Check the records below line by line. Give the count of lines with "subtitle", and nothing else.

Dataset rows for apps and sites
****************************************
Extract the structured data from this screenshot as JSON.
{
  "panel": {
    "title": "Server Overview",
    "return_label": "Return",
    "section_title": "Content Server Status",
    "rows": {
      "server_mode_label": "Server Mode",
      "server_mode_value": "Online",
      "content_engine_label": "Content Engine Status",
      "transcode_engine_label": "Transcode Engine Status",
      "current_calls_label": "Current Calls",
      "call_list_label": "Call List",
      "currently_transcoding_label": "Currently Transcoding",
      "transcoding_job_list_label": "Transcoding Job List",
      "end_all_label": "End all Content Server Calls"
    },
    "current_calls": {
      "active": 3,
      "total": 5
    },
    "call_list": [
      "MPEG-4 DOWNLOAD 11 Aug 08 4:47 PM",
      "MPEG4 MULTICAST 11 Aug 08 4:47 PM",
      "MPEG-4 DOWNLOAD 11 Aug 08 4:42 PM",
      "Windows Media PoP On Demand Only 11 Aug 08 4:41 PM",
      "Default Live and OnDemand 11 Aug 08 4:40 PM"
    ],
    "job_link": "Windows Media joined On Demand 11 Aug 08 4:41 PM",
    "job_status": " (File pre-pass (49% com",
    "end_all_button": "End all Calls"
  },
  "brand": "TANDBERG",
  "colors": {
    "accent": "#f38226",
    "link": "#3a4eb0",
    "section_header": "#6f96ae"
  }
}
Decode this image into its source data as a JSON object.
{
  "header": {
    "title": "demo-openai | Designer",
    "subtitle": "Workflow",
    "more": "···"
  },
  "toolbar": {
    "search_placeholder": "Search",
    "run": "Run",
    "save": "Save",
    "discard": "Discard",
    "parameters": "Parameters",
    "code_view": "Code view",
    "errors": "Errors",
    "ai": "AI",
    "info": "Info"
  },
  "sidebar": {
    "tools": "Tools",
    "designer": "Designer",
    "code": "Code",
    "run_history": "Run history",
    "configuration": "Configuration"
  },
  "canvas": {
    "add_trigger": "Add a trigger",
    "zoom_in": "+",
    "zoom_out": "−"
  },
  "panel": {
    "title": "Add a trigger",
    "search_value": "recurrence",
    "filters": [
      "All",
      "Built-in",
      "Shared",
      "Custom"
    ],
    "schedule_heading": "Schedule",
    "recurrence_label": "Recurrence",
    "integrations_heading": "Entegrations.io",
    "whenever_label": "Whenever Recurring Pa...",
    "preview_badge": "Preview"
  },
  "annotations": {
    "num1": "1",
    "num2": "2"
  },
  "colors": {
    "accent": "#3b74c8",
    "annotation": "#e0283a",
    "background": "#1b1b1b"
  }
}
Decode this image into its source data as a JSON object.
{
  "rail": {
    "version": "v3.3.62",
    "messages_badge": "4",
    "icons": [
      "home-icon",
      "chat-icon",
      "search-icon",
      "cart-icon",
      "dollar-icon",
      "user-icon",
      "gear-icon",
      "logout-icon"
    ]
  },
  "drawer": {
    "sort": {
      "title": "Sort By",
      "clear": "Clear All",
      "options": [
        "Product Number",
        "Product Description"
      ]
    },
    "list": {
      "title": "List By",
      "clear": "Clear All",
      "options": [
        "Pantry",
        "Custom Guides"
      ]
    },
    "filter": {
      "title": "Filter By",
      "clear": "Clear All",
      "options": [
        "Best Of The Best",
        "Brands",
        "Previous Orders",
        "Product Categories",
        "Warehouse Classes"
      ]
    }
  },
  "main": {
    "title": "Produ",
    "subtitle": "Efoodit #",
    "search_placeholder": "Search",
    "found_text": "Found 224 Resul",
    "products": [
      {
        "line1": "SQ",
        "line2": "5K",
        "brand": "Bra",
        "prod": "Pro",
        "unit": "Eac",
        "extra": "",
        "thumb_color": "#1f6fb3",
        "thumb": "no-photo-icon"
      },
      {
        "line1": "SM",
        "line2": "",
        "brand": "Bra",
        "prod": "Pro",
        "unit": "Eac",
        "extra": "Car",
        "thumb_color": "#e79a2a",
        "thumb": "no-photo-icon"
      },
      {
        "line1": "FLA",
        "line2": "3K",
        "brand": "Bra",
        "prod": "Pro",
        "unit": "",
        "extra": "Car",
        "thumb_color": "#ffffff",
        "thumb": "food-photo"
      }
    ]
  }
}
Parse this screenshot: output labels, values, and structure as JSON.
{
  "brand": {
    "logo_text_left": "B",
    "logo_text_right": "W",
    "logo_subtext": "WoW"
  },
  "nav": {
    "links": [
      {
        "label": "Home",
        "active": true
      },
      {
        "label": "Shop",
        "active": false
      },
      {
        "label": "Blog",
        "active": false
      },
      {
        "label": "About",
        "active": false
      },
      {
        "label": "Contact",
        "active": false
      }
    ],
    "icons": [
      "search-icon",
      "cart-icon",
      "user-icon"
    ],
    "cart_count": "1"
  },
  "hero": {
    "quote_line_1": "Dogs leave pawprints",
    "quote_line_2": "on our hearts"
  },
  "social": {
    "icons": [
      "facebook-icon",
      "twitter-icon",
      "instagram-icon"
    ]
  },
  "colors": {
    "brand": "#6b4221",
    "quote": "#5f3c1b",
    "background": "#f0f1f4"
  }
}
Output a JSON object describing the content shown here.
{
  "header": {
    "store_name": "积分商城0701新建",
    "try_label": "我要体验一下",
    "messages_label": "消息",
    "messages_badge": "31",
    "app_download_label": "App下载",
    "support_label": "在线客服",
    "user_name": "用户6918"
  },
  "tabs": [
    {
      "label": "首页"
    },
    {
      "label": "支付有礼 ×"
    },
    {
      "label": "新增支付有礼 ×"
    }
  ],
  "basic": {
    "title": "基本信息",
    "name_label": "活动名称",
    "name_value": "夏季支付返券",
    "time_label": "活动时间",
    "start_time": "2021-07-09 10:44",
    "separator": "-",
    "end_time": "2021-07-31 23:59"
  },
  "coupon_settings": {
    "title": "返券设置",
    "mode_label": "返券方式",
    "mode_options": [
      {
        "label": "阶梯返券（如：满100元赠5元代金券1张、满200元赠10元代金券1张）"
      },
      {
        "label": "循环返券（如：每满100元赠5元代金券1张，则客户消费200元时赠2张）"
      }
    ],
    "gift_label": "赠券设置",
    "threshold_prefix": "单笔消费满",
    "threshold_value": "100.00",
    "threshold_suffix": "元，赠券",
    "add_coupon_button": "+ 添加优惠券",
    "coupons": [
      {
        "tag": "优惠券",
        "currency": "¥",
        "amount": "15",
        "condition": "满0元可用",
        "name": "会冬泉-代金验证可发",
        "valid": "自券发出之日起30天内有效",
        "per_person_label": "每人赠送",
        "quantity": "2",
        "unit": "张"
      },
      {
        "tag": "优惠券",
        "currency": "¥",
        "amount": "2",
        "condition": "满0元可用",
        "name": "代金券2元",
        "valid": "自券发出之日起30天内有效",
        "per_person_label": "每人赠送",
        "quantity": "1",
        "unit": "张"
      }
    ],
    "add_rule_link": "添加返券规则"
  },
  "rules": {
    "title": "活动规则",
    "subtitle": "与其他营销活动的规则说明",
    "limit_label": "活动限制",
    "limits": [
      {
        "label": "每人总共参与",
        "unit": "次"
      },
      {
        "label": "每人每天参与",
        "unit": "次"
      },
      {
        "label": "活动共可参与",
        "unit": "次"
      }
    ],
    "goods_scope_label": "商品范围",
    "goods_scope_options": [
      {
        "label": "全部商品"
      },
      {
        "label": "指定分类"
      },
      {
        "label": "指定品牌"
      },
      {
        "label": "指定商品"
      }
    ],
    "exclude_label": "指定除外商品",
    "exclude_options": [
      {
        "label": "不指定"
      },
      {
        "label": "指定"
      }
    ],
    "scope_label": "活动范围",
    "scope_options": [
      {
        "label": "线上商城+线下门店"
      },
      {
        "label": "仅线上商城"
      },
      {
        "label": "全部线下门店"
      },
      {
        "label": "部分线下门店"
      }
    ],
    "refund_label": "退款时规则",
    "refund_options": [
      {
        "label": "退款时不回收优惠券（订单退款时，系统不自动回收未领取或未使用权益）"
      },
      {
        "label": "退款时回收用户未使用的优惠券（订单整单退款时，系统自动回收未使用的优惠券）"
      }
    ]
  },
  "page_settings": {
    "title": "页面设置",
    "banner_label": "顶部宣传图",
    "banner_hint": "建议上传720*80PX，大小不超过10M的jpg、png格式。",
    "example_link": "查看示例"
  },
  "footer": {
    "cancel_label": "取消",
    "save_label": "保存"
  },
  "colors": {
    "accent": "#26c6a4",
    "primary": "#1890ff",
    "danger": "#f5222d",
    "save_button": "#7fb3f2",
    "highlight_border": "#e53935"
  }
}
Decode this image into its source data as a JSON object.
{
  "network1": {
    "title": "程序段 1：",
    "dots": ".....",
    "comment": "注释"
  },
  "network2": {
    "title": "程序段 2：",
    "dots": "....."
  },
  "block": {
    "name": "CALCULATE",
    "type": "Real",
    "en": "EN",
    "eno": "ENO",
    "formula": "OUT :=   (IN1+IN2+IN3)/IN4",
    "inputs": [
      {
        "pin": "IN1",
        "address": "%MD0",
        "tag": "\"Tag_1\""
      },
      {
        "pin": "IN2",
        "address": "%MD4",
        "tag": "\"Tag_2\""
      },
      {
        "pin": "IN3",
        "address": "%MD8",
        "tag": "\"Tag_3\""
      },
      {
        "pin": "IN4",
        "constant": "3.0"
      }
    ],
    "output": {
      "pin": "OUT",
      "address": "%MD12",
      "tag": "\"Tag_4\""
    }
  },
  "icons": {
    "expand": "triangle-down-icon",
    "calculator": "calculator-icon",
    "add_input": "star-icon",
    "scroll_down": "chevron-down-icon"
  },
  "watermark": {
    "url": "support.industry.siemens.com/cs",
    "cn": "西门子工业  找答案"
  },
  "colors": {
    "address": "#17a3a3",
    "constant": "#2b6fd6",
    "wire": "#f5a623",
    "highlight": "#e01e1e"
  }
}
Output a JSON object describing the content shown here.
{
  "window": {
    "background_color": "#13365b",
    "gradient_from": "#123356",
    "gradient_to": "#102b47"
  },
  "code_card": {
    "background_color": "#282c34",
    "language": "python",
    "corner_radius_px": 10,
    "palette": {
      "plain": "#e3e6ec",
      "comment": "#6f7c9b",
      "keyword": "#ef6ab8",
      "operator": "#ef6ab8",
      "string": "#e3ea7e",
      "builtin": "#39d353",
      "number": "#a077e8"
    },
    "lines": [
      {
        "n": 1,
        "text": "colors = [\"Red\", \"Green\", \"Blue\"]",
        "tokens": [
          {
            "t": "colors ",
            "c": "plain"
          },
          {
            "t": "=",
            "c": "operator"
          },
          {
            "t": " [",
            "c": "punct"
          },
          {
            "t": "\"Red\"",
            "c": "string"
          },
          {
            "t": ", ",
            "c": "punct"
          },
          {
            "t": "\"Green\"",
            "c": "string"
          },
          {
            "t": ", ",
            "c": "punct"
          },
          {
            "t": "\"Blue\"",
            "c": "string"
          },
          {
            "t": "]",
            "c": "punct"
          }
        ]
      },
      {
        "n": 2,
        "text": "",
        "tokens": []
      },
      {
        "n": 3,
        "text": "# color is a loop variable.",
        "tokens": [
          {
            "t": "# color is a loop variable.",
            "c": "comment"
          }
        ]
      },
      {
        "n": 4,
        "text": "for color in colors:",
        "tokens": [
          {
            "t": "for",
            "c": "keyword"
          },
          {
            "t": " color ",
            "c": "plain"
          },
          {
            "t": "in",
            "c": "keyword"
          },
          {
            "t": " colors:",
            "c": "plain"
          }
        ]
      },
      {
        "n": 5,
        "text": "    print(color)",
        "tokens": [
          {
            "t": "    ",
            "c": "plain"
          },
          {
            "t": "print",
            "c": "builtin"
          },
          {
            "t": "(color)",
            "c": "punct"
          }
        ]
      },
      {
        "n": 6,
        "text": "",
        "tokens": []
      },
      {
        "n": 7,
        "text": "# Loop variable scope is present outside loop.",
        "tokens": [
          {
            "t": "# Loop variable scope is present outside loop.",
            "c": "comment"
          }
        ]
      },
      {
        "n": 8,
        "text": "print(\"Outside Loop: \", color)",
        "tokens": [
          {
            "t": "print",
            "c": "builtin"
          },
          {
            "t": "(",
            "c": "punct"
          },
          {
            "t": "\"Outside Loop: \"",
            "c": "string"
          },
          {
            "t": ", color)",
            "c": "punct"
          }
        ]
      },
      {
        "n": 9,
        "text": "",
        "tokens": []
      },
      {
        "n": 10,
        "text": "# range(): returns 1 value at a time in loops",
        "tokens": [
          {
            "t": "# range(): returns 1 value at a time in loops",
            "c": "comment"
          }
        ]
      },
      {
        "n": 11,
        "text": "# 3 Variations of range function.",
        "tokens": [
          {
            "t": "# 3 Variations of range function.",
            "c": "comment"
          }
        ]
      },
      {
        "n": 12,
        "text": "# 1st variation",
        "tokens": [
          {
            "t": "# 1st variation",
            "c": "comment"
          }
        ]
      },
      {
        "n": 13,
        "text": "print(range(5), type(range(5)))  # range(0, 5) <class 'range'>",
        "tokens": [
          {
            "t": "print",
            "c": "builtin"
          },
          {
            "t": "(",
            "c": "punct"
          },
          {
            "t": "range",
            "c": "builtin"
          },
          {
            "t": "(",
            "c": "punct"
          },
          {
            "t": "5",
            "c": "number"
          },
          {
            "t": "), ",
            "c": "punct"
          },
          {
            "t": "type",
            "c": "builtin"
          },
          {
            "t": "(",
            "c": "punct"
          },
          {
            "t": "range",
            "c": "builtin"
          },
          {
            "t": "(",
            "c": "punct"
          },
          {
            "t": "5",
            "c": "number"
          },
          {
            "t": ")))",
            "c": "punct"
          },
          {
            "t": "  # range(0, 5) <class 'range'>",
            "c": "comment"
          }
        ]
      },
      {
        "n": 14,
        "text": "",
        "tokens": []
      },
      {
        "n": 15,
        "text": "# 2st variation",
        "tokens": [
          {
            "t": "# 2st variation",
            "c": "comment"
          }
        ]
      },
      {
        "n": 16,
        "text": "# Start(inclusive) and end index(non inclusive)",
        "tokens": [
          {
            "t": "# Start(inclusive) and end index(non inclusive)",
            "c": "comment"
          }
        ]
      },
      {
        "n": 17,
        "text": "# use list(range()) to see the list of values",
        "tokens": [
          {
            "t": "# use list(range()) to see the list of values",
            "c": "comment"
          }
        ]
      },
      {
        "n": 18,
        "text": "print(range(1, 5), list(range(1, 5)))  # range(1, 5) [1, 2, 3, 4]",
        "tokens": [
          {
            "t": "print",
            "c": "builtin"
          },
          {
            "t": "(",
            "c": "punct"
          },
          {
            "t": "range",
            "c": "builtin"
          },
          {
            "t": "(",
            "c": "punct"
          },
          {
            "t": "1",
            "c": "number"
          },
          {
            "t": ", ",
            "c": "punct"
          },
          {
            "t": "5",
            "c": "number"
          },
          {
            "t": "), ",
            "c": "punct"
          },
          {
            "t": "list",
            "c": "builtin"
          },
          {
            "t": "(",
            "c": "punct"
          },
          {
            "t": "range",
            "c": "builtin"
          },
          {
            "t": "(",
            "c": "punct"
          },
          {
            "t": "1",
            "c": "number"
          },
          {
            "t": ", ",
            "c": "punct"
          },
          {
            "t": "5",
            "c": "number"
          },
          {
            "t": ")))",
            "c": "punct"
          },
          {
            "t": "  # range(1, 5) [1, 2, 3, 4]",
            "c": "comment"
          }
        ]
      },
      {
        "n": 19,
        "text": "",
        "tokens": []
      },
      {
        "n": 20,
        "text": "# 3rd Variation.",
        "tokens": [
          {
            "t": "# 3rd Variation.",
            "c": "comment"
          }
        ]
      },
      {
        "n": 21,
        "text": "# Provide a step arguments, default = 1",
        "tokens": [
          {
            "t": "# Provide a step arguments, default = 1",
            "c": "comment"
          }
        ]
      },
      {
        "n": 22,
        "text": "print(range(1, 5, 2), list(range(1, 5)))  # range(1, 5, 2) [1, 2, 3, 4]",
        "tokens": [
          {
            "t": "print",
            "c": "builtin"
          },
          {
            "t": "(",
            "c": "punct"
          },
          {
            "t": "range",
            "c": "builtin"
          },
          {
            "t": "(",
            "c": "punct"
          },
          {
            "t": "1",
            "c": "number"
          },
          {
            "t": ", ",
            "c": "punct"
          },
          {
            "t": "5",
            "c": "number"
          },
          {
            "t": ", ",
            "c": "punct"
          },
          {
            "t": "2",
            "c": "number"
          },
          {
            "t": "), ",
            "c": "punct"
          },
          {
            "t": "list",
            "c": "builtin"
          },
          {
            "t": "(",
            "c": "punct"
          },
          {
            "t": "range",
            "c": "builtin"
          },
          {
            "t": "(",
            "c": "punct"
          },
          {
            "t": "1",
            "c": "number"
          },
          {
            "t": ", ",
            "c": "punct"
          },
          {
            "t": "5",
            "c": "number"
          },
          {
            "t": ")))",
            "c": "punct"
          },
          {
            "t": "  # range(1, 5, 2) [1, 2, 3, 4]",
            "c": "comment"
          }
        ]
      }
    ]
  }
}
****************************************
*RESULT FOR THIS EXERCISE*
3